EXERCISE INSTRUCTIONS:
With no omissions, write out every record given below.

◇ ◇ ◇ ◇

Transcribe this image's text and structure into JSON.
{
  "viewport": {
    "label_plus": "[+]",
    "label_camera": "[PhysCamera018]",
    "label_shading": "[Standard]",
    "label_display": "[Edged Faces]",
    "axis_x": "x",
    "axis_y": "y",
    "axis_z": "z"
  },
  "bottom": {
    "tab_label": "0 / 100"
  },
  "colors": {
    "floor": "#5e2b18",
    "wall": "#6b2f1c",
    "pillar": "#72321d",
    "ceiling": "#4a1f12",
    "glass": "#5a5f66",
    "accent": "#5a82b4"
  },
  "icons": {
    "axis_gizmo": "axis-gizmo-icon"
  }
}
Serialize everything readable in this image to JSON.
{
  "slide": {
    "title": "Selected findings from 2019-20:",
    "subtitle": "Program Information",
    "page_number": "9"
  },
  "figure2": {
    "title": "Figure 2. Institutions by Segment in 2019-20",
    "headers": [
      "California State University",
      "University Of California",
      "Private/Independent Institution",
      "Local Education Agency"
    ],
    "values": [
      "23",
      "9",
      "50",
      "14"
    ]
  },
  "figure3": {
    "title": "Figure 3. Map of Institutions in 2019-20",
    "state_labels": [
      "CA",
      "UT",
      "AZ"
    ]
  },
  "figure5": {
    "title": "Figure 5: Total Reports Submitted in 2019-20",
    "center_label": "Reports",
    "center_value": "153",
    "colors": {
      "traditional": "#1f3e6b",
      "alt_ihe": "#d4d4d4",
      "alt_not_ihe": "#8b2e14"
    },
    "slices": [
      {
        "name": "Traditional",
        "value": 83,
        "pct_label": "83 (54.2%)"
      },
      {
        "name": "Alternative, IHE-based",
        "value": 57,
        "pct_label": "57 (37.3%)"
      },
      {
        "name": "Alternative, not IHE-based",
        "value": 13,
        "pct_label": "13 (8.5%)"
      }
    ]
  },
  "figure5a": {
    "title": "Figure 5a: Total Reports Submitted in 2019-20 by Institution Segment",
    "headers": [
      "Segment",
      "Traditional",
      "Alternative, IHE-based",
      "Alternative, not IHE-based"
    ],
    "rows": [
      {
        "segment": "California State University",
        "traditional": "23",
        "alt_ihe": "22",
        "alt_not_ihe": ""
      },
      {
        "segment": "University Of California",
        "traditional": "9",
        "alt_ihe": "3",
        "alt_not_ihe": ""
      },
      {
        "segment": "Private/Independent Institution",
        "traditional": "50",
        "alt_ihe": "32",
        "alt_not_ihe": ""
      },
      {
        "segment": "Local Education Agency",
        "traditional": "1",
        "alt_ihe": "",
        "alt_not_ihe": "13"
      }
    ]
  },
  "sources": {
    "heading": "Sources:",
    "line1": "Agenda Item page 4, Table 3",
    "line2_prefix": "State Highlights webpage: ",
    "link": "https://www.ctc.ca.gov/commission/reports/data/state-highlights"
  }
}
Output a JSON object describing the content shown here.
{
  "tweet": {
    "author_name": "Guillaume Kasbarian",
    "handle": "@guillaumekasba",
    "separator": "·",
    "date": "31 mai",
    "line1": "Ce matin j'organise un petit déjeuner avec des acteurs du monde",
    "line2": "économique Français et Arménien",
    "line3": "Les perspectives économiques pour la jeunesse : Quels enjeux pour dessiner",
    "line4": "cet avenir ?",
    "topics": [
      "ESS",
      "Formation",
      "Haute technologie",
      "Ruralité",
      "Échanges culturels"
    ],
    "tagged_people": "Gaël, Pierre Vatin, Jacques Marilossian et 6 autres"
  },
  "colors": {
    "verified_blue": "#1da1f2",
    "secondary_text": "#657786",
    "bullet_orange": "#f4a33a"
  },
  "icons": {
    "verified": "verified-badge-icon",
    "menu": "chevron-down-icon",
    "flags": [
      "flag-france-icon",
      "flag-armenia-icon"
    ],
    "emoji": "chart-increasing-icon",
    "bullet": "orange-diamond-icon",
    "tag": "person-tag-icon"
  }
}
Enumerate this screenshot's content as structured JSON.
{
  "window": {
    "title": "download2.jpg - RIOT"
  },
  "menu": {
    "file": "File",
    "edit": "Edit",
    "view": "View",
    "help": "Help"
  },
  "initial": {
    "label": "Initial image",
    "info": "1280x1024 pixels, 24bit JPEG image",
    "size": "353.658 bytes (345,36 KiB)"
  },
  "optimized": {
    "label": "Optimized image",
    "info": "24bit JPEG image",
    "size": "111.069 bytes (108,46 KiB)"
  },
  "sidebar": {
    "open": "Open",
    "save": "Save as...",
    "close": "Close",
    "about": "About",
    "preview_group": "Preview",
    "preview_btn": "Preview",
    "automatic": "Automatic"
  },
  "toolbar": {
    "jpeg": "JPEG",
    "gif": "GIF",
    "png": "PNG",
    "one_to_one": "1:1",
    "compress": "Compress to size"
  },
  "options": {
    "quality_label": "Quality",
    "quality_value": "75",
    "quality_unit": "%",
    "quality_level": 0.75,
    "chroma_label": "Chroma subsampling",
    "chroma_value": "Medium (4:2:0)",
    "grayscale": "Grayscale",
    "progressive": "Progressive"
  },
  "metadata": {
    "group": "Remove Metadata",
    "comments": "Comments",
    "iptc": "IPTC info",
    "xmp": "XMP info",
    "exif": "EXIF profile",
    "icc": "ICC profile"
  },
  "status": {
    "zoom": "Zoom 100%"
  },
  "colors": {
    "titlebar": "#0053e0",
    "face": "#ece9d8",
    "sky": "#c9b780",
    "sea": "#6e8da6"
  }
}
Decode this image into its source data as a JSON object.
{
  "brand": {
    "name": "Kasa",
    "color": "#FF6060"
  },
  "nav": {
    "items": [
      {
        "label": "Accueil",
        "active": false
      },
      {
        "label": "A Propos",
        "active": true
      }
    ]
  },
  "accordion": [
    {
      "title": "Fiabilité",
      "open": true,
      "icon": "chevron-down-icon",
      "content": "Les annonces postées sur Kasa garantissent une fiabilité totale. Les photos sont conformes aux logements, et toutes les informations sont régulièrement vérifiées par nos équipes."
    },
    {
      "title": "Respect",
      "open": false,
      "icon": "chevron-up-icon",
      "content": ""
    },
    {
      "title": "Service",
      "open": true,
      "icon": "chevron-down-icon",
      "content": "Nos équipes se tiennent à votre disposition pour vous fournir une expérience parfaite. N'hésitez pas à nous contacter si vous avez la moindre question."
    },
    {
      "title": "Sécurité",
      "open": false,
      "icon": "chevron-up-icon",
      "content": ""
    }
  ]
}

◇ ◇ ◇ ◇

RESPONSE AREA:
Transcribe this image's text and structure into JSON.
{
  "viewport": {
    "label_plus": "[+]",
    "label_camera": "[PhysCamera018]",
    "label_shading": "[Standard]",
    "label_display": "[Edged Faces]",
    "axis_x": "x",
    "axis_y": "y",
    "axis_z": "z"
  },
  "bottom": {
    "tab_label": "0 / 100"
  },
  "colors": {
    "floor": "#5e2b18",
    "wall": "#6b2f1c",
    "pillar": "#72321d",
    "ceiling": "#4a1f12",
    "glass": "#5a5f66",
    "accent": "#5a82b4"
  },
  "icons": {
    "axis_gizmo": "axis-gizmo-icon"
  }
}
Serialize everything readable in this image to JSON.
{
  "slide": {
    "title": "Selected findings from 2019-20:",
    "subtitle": "Program Information",
    "page_number": "9"
  },
  "figure2": {
    "title": "Figure 2. Institutions by Segment in 2019-20",
    "headers": [
      "California State University",
      "University Of California",
      "Private/Independent Institution",
      "Local Education Agency"
    ],
    "values": [
      "23",
      "9",
      "50",
      "14"
    ]
  },
  "figure3": {
    "title": "Figure 3. Map of Institutions in 2019-20",
    "state_labels": [
      "CA",
      "UT",
      "AZ"
    ]
  },
  "figure5": {
    "title": "Figure 5: Total Reports Submitted in 2019-20",
    "center_label": "Reports",
    "center_value": "153",
    "colors": {
      "traditional": "#1f3e6b",
      "alt_ihe": "#d4d4d4",
      "alt_not_ihe": "#8b2e14"
    },
    "slices": [
      {
        "name": "Traditional",
        "value": 83,
        "pct_label": "83 (54.2%)"
      },
      {
        "name": "Alternative, IHE-based",
        "value": 57,
        "pct_label": "57 (37.3%)"
      },
      {
        "name": "Alternative, not IHE-based",
        "value": 13,
        "pct_label": "13 (8.5%)"
      }
    ]
  },
  "figure5a": {
    "title": "Figure 5a: Total Reports Submitted in 2019-20 by Institution Segment",
    "headers": [
      "Segment",
      "Traditional",
      "Alternative, IHE-based",
      "Alternative, not IHE-based"
    ],
    "rows": [
      {
        "segment": "California State University",
        "traditional": "23",
        "alt_ihe": "22",
        "alt_not_ihe": ""
      },
      {
        "segment": "University Of California",
        "traditional": "9",
        "alt_ihe": "3",
        "alt_not_ihe": ""
      },
      {
        "segment": "Private/Independent Institution",
        "traditional": "50",
        "alt_ihe": "32",
        "alt_not_ihe": ""
      },
      {
        "segment": "Local Education Agency",
        "traditional": "1",
        "alt_ihe": "",
        "alt_not_ihe": "13"
      }
    ]
  },
  "sources": {
    "heading": "Sources:",
    "line1": "Agenda Item page 4, Table 3",
    "line2_prefix": "State Highlights webpage: ",
    "link": "https://www.ctc.ca.gov/commission/reports/data/state-highlights"
  }
}
Output a JSON object describing the content shown here.
{
  "tweet": {
    "author_name": "Guillaume Kasbarian",
    "handle": "@guillaumekasba",
    "separator": "·",
    "date": "31 mai",
    "line1": "Ce matin j'organise un petit déjeuner avec des acteurs du monde",
    "line2": "économique Français et Arménien",
    "line3": "Les perspectives économiques pour la jeunesse : Quels enjeux pour dessiner",
    "line4": "cet avenir ?",
    "topics": [
      "ESS",
      "Formation",
      "Haute technologie",
      "Ruralité",
      "Échanges culturels"
    ],
    "tagged_people": "Gaël, Pierre Vatin, Jacques Marilossian et 6 autres"
  },
  "colors": {
    "verified_blue": "#1da1f2",
    "secondary_text": "#657786",
    "bullet_orange": "#f4a33a"
  },
  "icons": {
    "verified": "verified-badge-icon",
    "menu": "chevron-down-icon",
    "flags": [
      "flag-france-icon",
      "flag-armenia-icon"
    ],
    "emoji": "chart-increasing-icon",
    "bullet": "orange-diamond-icon",
    "tag": "person-tag-icon"
  }
}
Enumerate this screenshot's content as structured JSON.
{
  "window": {
    "title": "download2.jpg - RIOT"
  },
  "menu": {
    "file": "File",
    "edit": "Edit",
    "view": "View",
    "help": "Help"
  },
  "initial": {
    "label": "Initial image",
    "info": "1280x1024 pixels, 24bit JPEG image",
    "size": "353.658 bytes (345,36 KiB)"
  },
  "optimized": {
    "label": "Optimized image",
    "info": "24bit JPEG image",
    "size": "111.069 bytes (108,46 KiB)"
  },
  "sidebar": {
    "open": "Open",
    "save": "Save as...",
    "close": "Close",
    "about": "About",
    "preview_group": "Preview",
    "preview_btn": "Preview",
    "automatic": "Automatic"
  },
  "toolbar": {
    "jpeg": "JPEG",
    "gif": "GIF",
    "png": "PNG",
    "one_to_one": "1:1",
    "compress": "Compress to size"
  },
  "options": {
    "quality_label": "Quality",
    "quality_value": "75",
    "quality_unit": "%",
    "quality_level": 0.75,
    "chroma_label": "Chroma subsampling",
    "chroma_value": "Medium (4:2:0)",
    "grayscale": "Grayscale",
    "progressive": "Progressive"
  },
  "metadata": {
    "group": "Remove Metadata",
    "comments": "Comments",
    "iptc": "IPTC info",
    "xmp": "XMP info",
    "exif": "EXIF profile",
    "icc": "ICC profile"
  },
  "status": {
    "zoom": "Zoom 100%"
  },
  "colors": {
    "titlebar": "#0053e0",
    "face": "#ece9d8",
    "sky": "#c9b780",
    "sea": "#6e8da6"
  }
}
Decode this image into its source data as a JSON object.
{
  "brand": {
    "name": "Kasa",
    "color": "#FF6060"
  },
  "nav": {
    "items": [
      {
        "label": "Accueil",
        "active": false
      },
      {
        "label": "A Propos",
        "active": true
      }
    ]
  },
  "accordion": [
    {
      "title": "Fiabilité",
      "open": true,
      "icon": "chevron-down-icon",
      "content": "Les annonces postées sur Kasa garantissent une fiabilité totale. Les photos sont conformes aux logements, et toutes les informations sont régulièrement vérifiées par nos équipes."
    },
    {
      "title": "Respect",
      "open": false,
      "icon": "chevron-up-icon",
      "content": ""
    },
    {
      "title": "Service",
      "open": true,
      "icon": "chevron-down-icon",
      "content": "Nos équipes se tiennent à votre disposition pour vous fournir une expérience parfaite. N'hésitez pas à nous contacter si vous avez la moindre question."
    },
    {
      "title": "Sécurité",
      "open": false,
      "icon": "chevron-up-icon",
      "content": ""
    }
  ]
}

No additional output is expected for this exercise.